|Reedbed in Terryland Forest Park, Dyke Road, Galway city|
Restoring bogs, wetlands and forests is key to flood defence
The large scale flooding being experienced by Ireland and destroying many people’s homes and livelihoods is partly a result of man-made global climate change where the warming of the atmosphere is leading to ever more stormy weather and heavy rainfall across north western Europe. But in the case of this country it is also due to the serious loss of natural habitats such as bogs, wetlands and floodplain meadows that use to soak up and retain water. Furthermore there is the added problem in our rural areas of compacted soil caused by intensive grazing and other modern farming practices as well as increased urbanisation characterised by concrete and tarmac surfaces which do not absorb rainwater. Rivers are becoming ever more disconnected from their natural floodplains by land reclamation for built development and the construction of defences that include forcing water into narrower channels that will inevitably overflow or burst their banks in this epoch of increased rainfall.
Building in Floodplains: A Madness Driven by Greed
Our politicians and the National Emergency Co-ordination group have to realise that building more flood-walls, culverts and canals are expensive solutions that in many cases are doomed to failure. Sustainable flood relief can only come about by making more space for water and not less which is sadly what we have been doing for far too long. Building in flood-plains against expert advice merely to satisfy the demands of landowners and property speculators was one of the most calamitous political errors of the last few decades and which is now coming back to haunt us. Recently former Minister of the Environment and Local Government Noel Dempsey stated that counties such as Galway, Roscommon and Cork that are suffering greatly at present were some of the very counties that the government had to issue directions to change their draft development plans because the guidelines on flood-risk management were being ignored.
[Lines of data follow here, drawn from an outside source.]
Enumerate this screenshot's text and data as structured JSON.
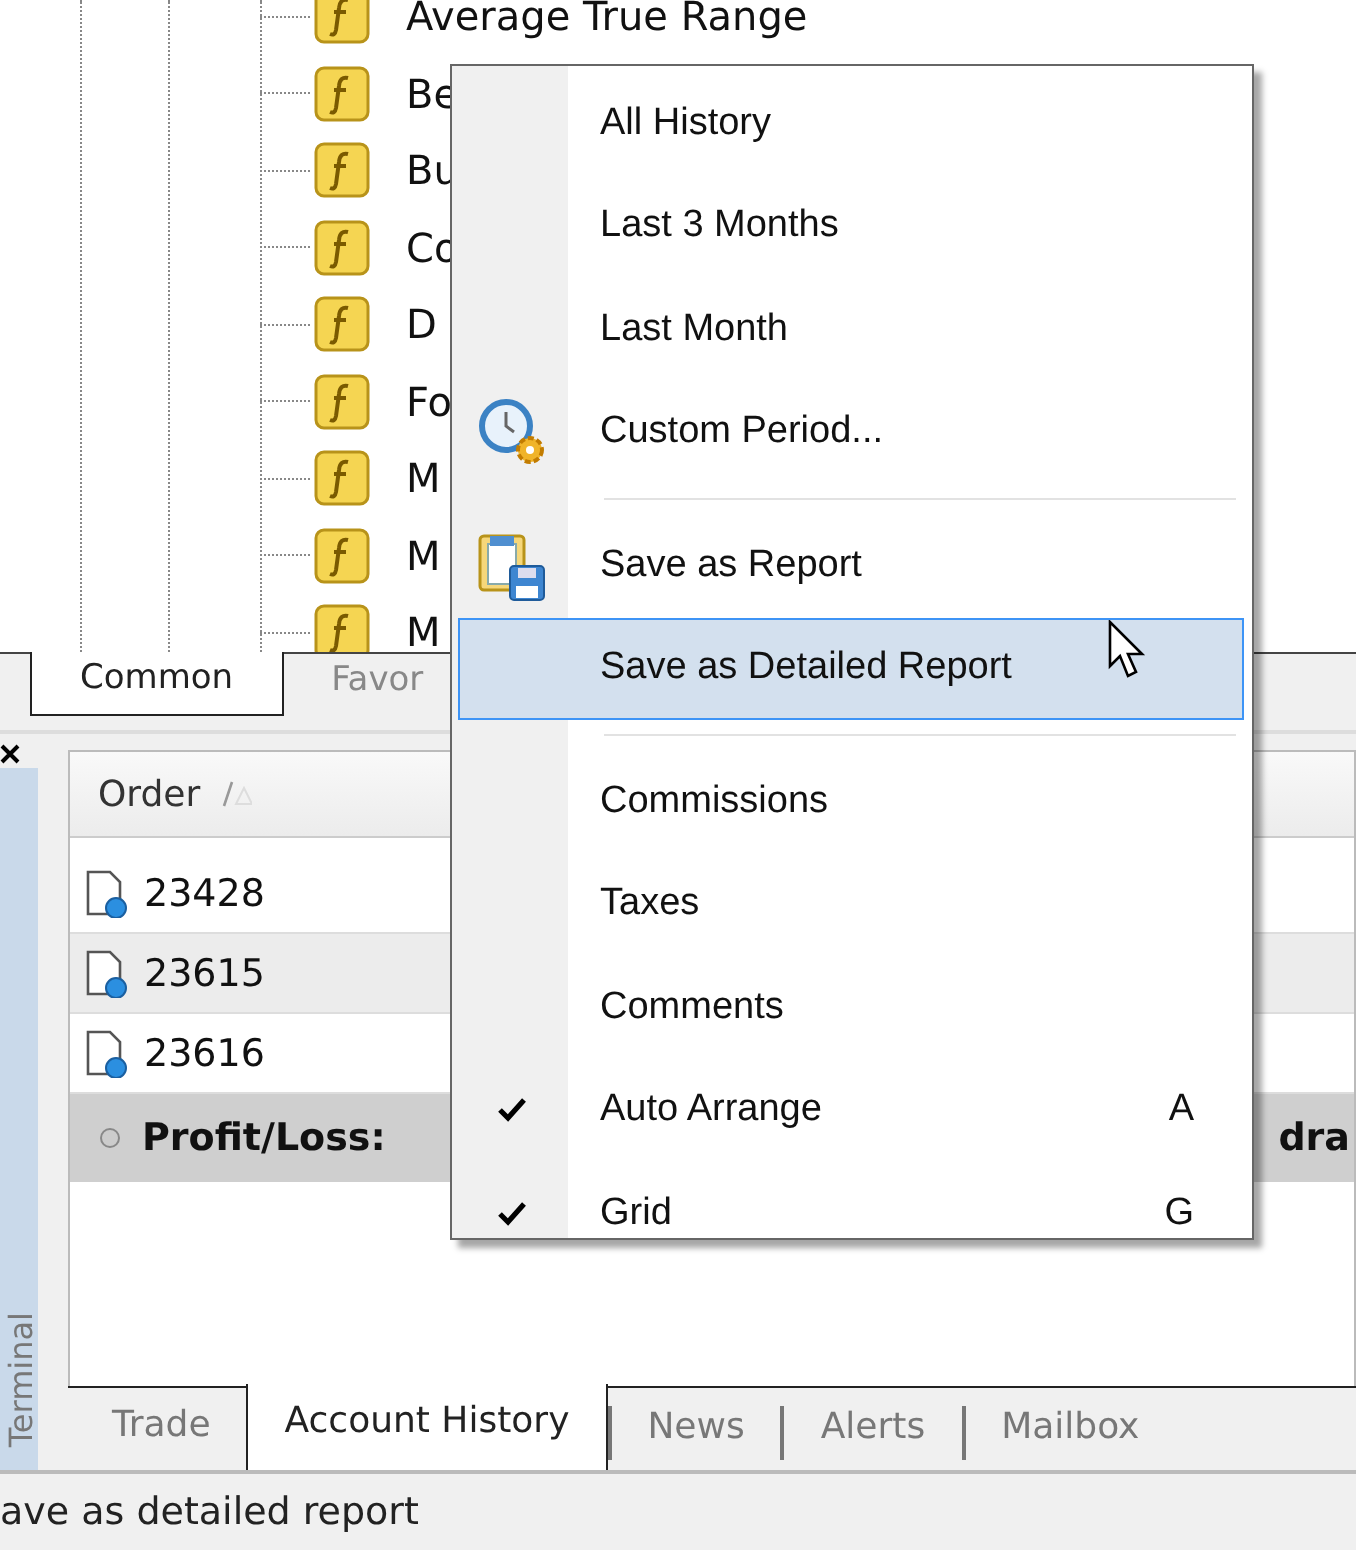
{
  "navigator": {
    "items": [
      {
        "label": "Average True Range"
      },
      {
        "label": "Be"
      },
      {
        "label": "Bu"
      },
      {
        "label": "Co"
      },
      {
        "label": "D"
      },
      {
        "label": "Fo"
      },
      {
        "label": "M"
      },
      {
        "label": "M"
      },
      {
        "label": "M"
      }
    ],
    "tabs": [
      {
        "label": "Common",
        "selected": true
      },
      {
        "label": "Favor",
        "selected": false
      }
    ]
  },
  "terminal": {
    "title": "Terminal",
    "columns": [
      "Order"
    ],
    "rows": [
      {
        "order": "23428"
      },
      {
        "order": "23615"
      },
      {
        "order": "23616"
      }
    ],
    "summary": {
      "text": "Profit/Loss:",
      "trailing": "dra"
    },
    "tabs": [
      {
        "label": "Trade",
        "selected": false
      },
      {
        "label": "Account History",
        "selected": true
      },
      {
        "label": "News",
        "selected": false
      },
      {
        "label": "Alerts",
        "selected": false
      },
      {
        "label": "Mailbox",
        "selected": false
      }
    ]
  },
  "status_bar": "ave as detailed report",
  "context_menu": {
    "items": [
      {
        "kind": "item",
        "label": "All History",
        "selected": false,
        "checked": false
      },
      {
        "kind": "item",
        "label": "Last 3 Months",
        "selected": false,
        "checked": false
      },
      {
        "kind": "item",
        "label": "Last Month",
        "selected": false,
        "checked": false
      },
      {
        "kind": "icon_item",
        "label": "Custom Period...",
        "selected": false,
        "checked": false
      },
      {
        "kind": "separator"
      },
      {
        "kind": "icon_item",
        "label": "Save as Report",
        "selected": false,
        "checked": false
      },
      {
        "kind": "item",
        "label": "Save as Detailed Report",
        "selected": true,
        "checked": false
      },
      {
        "kind": "separator"
      },
      {
        "kind": "item",
        "label": "Commissions",
        "selected": false,
        "checked": false
      },
      {
        "kind": "item",
        "label": "Taxes",
        "selected": false,
        "checked": false
      },
      {
        "kind": "item",
        "label": "Comments",
        "selected": false,
        "checked": false
      },
      {
        "kind": "item",
        "label": "Auto Arrange",
        "selected": false,
        "checked": true,
        "shortcut": "A"
      },
      {
        "kind": "item",
        "label": "Grid",
        "selected": false,
        "checked": true,
        "shortcut": "G"
      }
    ]
  }
}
Don Moore of the Irish Academy of Engineering stated bluntly on RTE Radio News “that the message of the future is clear –don’t ever build on a flood plain.” The environmental NGO An Taisce were warning for decades of the consequences of building in such areas and in the process were harangued by politicians of the main political parties for being ‘anti-development’. In the case of Galway, the organisation has recently reminded the public of their disagreements with the blocking of turloughs in the southern part of the county and the deforestation in the Slieve Aughty mountains as well as their call for a single authority for the River Shannon. Insurance cover for huge numbers of families like my own who bought properties in what we were not told at the time were located in flood-plains is a ‘councillors-caused’ disaster that has to be addressed and accounted for.
Work with Nature, not against it
There is now an urgent need now to radically transform our approach by developing a new strategy to work with Nature and not against it. As well as restoring riverine reedbeds, marshes, callows, bogs and coastal wetlands, the state needs to partner local communities and landowners in implementing a nationwide policy of native tree planting to create forests and woodlands including in urban areas as we are doing in Galway city through the Terryland Forest Park where nearly 100,000 trees have been planted by a partnership of the city council, environmentalists, schools and residents groups since 2000. Recognised scientific research shows that one large tree can lift up to 450 litres of water out of the ground and discharge daily it into the air. It is estimated too that for every five percent of tree cover added to an area, storm-water runoff is reduced by approximately two percent.
We need to look at best methods of engineering water absorption into our urban built environment by for instance placing rooftop gardens on buildings, replacing concrete plazas by wooded parks and piping rainwater into toilet cisterns.
It would be a major policy shift for the Irish state to move towards expanding rather than destroying natural habitats. But we have to realize that we are part of nature and not above it. It was the latter philosophy that brought about catastrophic global climate change and the COP21 Paris international conference signed by all governments of the world recognised this. So now is the time for the Irish state to honour its international commitments and use the geographical processes of the Earth to develop long-term sustainable natural defenses against flooding.